Two important cases against Re-promulgation of ordinances:

  • D.C. Wadhwa V. State of Bihar:
  1. The State of Bihar adopted a practice of re-promulgating the ordinances on a massive scale from time to time without their provisions being enacted into acts of the legislature.
  2. The practice was that, after the session of the State Legislature was prorogued, the same ordinances which had ceased to operate were re-promulgated containing substantially the same provisions almost in a routine manner.
  3. This practice was challenged by D.C. Wadhwa was against the constitutional provisions and against the condition of approval of Legislature after the fixed period of six months.
  4. It was held that large-scale Repromulgation of same ordinance repeatedly in a routine manner amounts to usurpation of legislative function by the executive, colorable exercise of power and a fraud on constitutional provisions.
  • Krishna Kumar Singh V .State of Bihar:
  1. The honorable in its majority opinion stated that re-promulgation of ordinance is constitutionally impermissible as it represents an effort to overreach the legislative body which is the primary source of law-making in a parliamentary democracy.
  2. Repromulgation defeats the constitutional scheme under which a limited power to issue ordinances is conferred to the President and the governors
  3. So, we can clearly see that this emergency provision is very much abused by way of re-promulgating or extending the tenure of ordinances again and again.
  4. In this conflict between the two branches of the Govt.- Legislature and Executive the third branch, Judiciary comes as a resolver by way of interpreting the constitutional provisions

Conclusion:

Our Constitution establishes a division of powers between the legislature, executive, and judiciary, with the legislature’s function being to pass laws.

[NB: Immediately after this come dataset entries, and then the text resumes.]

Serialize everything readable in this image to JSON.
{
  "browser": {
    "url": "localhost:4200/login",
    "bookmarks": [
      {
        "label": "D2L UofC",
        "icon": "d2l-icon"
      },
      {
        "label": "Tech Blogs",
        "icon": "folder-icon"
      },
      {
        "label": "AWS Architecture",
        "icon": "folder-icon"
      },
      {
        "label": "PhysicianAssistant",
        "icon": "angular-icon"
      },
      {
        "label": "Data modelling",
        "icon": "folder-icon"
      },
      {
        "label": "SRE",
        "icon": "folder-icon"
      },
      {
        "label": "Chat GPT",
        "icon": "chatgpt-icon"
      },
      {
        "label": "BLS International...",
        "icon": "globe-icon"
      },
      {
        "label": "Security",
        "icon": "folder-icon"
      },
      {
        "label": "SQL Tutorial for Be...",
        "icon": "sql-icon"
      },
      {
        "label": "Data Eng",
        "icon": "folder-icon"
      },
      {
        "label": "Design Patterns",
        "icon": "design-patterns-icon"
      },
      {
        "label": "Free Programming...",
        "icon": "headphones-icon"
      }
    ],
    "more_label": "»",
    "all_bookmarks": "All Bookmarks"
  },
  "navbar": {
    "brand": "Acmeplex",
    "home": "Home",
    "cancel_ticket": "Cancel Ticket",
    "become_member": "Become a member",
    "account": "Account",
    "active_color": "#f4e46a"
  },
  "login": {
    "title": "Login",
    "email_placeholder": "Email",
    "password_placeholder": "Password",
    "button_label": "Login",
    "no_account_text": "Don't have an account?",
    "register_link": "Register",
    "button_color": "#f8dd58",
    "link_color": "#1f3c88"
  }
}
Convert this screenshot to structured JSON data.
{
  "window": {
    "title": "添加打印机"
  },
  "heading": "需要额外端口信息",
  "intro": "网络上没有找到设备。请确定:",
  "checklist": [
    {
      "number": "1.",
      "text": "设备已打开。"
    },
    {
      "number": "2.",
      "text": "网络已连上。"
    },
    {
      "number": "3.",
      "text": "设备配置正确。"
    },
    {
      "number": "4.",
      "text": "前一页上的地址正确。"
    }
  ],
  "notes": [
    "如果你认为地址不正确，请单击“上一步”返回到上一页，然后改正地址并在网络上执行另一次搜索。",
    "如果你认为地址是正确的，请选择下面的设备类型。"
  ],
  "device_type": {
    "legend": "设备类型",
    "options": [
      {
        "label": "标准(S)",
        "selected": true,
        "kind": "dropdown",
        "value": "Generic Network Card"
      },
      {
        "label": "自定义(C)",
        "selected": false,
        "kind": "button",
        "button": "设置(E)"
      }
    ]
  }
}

The executive branch must exercise caution and can only issue ordinances in unexpected or urgent situations, not to avoid legislative oversight and debate.

Mains oriented question:

The right to promulgate an ordinance is simply a power to be used under exceptional circumstances, and it cannot be used for political purposes.” Examine how and why the ordinance power has been used and abused since the country’s independence. (250 words)